§ Assignment
The number needed is how many lines of the data hold the string "fotocamera". Give that number and nothing more.

§ Entries provided
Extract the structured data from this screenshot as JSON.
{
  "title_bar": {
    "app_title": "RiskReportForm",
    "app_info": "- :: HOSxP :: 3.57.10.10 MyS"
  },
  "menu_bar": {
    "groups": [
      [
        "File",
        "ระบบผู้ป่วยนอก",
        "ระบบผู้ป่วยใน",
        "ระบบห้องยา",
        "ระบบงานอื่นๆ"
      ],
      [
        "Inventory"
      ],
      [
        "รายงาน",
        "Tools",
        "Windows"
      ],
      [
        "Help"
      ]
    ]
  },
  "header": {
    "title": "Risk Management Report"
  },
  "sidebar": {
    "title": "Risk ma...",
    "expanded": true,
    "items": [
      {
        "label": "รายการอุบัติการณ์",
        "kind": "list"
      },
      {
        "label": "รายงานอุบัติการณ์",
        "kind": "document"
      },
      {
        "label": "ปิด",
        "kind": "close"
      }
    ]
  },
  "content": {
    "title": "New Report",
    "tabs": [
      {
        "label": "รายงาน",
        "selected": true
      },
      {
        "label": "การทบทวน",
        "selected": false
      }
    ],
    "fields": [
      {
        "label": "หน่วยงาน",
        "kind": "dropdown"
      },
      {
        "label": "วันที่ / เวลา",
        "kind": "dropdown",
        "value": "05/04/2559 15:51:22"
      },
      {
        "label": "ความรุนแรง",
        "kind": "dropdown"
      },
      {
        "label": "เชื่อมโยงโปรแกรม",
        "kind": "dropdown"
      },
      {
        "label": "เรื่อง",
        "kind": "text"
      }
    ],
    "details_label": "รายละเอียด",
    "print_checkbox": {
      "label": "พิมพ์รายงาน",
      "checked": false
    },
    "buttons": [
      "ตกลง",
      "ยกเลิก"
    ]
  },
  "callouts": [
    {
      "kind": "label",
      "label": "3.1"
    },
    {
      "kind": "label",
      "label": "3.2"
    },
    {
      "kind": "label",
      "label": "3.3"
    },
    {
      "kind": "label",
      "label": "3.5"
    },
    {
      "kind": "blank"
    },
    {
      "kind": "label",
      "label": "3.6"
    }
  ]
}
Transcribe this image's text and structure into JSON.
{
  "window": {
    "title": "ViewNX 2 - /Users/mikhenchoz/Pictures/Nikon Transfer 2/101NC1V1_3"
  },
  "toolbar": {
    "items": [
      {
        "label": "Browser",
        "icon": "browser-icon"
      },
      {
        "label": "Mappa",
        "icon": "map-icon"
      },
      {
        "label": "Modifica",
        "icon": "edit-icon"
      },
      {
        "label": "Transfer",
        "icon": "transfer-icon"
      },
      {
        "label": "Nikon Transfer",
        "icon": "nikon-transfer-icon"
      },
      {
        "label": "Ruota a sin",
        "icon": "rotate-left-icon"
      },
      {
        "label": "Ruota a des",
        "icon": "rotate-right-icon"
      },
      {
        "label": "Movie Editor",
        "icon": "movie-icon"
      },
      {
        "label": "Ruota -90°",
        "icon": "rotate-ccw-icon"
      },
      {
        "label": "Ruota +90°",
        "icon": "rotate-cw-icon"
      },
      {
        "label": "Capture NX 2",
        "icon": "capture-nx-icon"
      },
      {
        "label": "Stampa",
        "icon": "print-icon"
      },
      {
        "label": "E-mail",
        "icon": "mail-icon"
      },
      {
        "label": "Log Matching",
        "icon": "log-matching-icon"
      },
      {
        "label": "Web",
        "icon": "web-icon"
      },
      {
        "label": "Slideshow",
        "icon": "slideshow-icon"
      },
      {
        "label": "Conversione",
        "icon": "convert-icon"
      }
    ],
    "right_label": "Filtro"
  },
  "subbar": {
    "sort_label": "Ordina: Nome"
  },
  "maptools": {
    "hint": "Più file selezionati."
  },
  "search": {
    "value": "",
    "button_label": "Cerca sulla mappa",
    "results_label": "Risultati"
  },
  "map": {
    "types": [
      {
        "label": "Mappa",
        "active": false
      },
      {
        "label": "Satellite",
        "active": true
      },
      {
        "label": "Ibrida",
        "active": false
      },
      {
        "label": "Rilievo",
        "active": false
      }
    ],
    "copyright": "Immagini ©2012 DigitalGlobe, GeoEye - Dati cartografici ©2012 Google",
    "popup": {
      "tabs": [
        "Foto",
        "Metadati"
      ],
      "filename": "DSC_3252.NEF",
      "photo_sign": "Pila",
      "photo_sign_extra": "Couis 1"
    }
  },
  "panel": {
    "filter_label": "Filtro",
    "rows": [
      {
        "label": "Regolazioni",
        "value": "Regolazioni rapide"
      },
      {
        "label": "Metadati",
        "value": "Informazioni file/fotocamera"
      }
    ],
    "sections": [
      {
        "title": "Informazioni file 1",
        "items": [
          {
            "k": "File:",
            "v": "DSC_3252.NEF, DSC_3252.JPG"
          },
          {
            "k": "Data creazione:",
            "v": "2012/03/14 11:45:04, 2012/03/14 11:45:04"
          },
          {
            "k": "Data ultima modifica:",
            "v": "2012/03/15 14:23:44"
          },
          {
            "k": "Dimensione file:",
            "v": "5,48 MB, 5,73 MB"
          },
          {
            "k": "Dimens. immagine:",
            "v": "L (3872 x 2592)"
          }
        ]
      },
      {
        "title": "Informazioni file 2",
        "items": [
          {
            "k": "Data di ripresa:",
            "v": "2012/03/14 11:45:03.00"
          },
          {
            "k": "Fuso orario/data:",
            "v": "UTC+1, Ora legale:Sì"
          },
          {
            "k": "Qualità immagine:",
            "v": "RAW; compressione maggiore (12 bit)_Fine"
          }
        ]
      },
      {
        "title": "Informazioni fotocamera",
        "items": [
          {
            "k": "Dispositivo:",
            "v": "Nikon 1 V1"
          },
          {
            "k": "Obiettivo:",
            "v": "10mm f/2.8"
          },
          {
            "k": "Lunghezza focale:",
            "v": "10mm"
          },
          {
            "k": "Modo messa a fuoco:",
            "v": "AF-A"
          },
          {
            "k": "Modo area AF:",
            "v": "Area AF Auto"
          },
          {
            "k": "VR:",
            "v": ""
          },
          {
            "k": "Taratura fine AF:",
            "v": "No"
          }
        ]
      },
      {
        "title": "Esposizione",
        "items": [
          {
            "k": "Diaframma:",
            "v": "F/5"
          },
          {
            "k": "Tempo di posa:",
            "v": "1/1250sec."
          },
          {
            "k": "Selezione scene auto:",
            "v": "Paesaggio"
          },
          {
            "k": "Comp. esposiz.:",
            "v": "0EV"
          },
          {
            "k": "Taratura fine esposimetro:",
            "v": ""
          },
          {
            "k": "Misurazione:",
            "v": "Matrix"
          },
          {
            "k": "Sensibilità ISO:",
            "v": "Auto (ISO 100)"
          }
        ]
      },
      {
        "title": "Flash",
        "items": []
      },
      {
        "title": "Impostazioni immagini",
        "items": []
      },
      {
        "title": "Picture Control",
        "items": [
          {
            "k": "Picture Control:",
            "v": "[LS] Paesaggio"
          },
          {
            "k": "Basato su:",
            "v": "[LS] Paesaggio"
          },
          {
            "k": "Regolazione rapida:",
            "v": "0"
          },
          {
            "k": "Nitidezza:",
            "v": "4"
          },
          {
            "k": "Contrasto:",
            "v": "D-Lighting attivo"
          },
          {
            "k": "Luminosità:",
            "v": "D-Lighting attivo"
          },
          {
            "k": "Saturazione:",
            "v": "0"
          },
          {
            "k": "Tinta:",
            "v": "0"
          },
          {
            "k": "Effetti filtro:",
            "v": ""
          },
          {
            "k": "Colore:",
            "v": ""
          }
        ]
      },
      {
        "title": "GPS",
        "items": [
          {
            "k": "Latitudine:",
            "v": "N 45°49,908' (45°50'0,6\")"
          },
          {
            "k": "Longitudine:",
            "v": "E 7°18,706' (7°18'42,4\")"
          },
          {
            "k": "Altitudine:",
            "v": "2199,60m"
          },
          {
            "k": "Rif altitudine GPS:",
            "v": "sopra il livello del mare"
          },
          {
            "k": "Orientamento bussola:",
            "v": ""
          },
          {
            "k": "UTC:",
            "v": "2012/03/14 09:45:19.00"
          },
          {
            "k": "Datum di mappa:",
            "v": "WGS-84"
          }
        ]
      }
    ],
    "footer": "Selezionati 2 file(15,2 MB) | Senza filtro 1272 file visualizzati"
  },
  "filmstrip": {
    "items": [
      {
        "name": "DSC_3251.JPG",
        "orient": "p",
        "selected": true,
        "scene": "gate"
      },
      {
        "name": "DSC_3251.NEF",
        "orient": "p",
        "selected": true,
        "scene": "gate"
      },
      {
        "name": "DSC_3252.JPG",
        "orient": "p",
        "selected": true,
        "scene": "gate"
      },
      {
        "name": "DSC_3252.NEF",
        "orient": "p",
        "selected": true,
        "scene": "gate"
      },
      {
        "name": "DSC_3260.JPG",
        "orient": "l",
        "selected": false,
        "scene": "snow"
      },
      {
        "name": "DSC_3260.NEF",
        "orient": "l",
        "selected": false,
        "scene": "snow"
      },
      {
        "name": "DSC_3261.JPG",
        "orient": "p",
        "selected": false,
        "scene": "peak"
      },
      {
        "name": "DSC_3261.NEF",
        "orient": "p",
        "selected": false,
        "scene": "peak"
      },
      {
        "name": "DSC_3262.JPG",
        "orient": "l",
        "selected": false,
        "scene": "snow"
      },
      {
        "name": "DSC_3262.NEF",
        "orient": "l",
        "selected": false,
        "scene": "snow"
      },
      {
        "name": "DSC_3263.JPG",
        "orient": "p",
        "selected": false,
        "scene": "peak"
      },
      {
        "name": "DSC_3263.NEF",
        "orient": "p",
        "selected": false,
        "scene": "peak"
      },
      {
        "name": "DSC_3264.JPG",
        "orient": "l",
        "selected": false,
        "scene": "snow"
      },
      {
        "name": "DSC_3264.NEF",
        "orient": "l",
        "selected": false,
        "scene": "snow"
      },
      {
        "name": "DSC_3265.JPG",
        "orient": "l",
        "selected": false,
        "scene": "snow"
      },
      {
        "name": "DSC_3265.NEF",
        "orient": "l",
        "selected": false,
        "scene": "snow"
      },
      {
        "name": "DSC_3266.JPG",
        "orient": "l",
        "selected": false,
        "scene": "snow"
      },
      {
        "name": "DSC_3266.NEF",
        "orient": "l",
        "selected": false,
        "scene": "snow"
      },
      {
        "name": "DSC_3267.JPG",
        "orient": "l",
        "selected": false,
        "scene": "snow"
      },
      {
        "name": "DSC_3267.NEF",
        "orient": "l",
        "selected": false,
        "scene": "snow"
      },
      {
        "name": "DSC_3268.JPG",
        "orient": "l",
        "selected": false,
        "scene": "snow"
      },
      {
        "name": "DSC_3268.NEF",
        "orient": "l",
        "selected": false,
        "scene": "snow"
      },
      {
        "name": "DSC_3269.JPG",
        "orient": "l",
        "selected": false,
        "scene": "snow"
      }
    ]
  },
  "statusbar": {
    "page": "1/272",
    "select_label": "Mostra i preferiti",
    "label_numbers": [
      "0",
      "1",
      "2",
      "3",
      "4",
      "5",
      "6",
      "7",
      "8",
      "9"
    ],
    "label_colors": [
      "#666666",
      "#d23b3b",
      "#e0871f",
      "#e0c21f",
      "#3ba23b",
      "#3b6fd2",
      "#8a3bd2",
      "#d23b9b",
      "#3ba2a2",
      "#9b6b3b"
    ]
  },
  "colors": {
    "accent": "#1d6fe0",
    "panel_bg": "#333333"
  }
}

§ Task response
2